Dr Rakh, who started the campaign in 2012, has been instrumental in giving life to more than 500 girls so far
He shares that often relatives of the expecting mother who came to his hospital would openly hope for a boy. There would be celebrations and sweets if a male child was born. But a baby girl is unwelcome and the same relatives would disappear, the mother would cry and the families would ask for a discount.
He also offers counselling services both to the mother and her relatives. In which they spend time understanding the family's concerns and easing their fears about having a daughter.
He counters the pressure to have a boy by telling the mother and families from day one, “You’re going to have a girl”, despite not actually knowing the gender of the foetus

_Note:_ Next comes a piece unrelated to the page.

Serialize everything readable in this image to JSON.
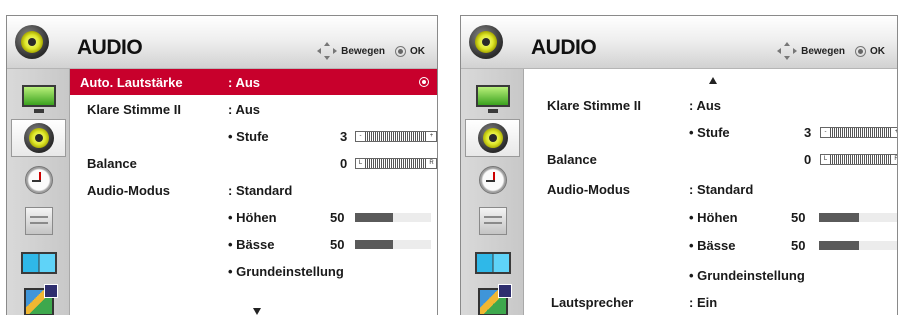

Dr Rakh feels that the prevalent mindset is that the family isn't complete without a boy. The boy is supposed to provide financially support to the parents in old-age, carry on the family name and in rural areas provide much-needed labour. On the other hand, girls are considered to be a financial burden, who will leave the parents for their matrimonial homes. Marriage customs deeply rooted in patriarchy dictate that the girl's family has to pay a large dowry to get her married. And they bear all the marriage expenses.
Campaigners and studies indicate that millions of female foetuses have been aborted in recent years, despite laws being introduced to ban antenatal sex screening and a national campaign urging parents not to kill their daughters.
Dr Rakh says the day families start celebrating a girl’s birth is “the day I’ll start charging my fees again”.